8. Using water to understand human society, from the industrial revolution to global trade
9. Wildlife trade threatens public health and ecosystems
10. Elephant-size loopholes sustain Thai ivory trade
11. The first DNA barcodes of commonly traded bushmeat are published
Post Your Comments:
*Name:
*Comment:
*Email:
(Date:4/3/2017)... 3, 2017  Data captured by IsoCode, ... detected a statistically significant association between the ... treatment and objective response of cancer patients ... predict whether cancer patients will respond to ... well as to improve both pre-infusion potency testing ...
(Date:3/29/2017)... March 29, 2017  higi, the health IT company ... North America , today announced a Series ... acquisition of EveryMove. The new investment and acquisition accelerates ... tools to transform population health activities through the collection ... higi collects and secures data today on ...
(Date:3/24/2017)... Research and Markets has announced the addition of the ... Forecast to 2025" report to their offering. ... The Global Biometric Vehicle Access System ... over the next decade to reach approximately $1,580 million by 2025. ... forecasts for all the given segments on global as well as ...
Breaking Biology News(10 mins):
(Date:6/22/2017)... ... 22, 2017 , ... AESKU.GROUP, an innovation leader in ... Technologien GmbH, thereby expanding its product portfolio to include allergy and food intolerance ... atopic eczema or a food allergy. Allergies are escalating to epidemic proportions and ...
(Date:6/22/2017)... ... 2017 , ... RURO, Inc., a leading LIMS, RFID, and ... update to the Limfinity® framework. , LimitLIS® and other RURO solutions based on ... customers among labs and other businesses. Limfinity® 6.5 adds new features and improvements ...
(Date:6/20/2017)... Pa. , June 20, 2017  Kibow Biotech ... pleased to announce the issuance of a new patent ... or hyperuricemia by the U.S. Patent and Trademark Office ... a winner of the Buzz of Bio award in ... is akin to developing non-drug approaches to chronic disease. ...

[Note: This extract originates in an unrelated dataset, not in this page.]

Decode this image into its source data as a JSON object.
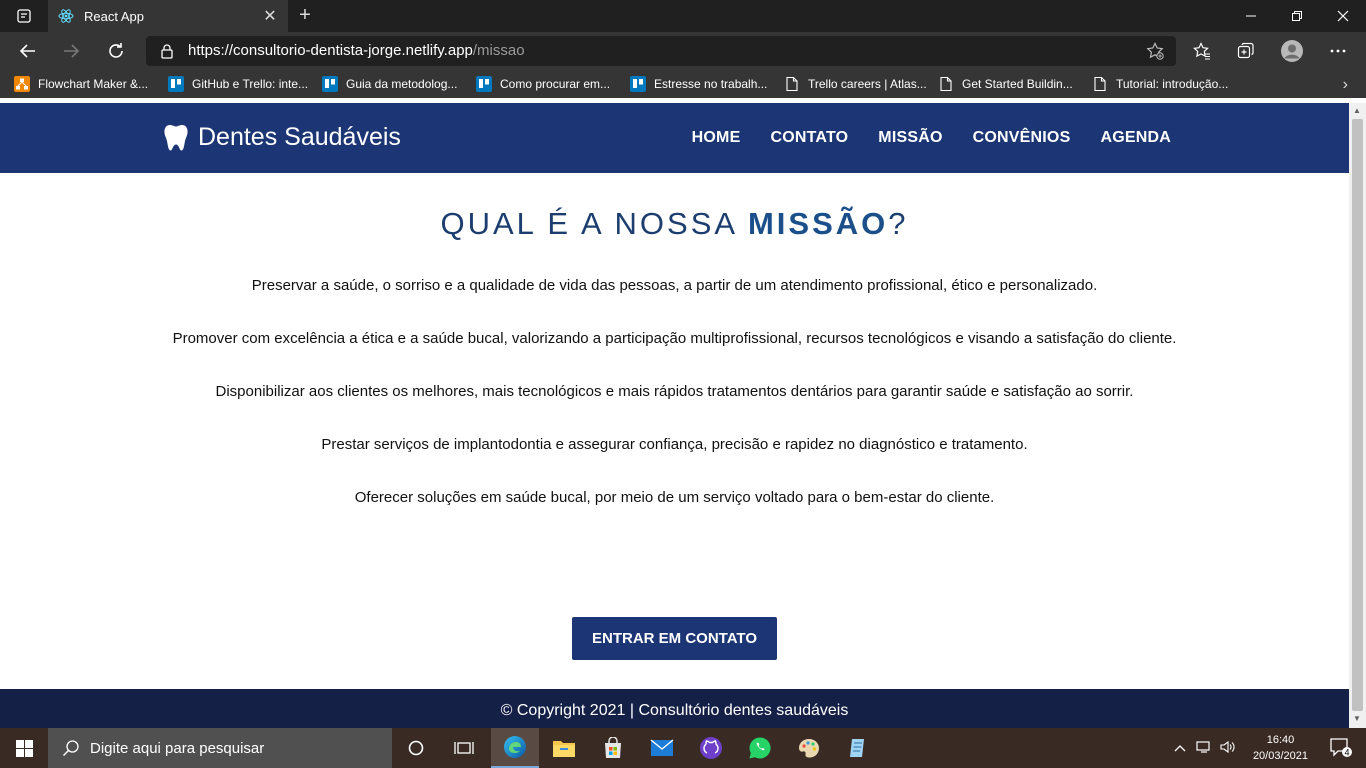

(Date:6/19/2017)... (PRWEB) , ... June 19, 2017 , ... ... solutions for clinical development reported today that it is launching two new additions ... company will be demonstrating new capabilities at the DIA 2017 Annual Meeting in ...
Breaking Biology Technology: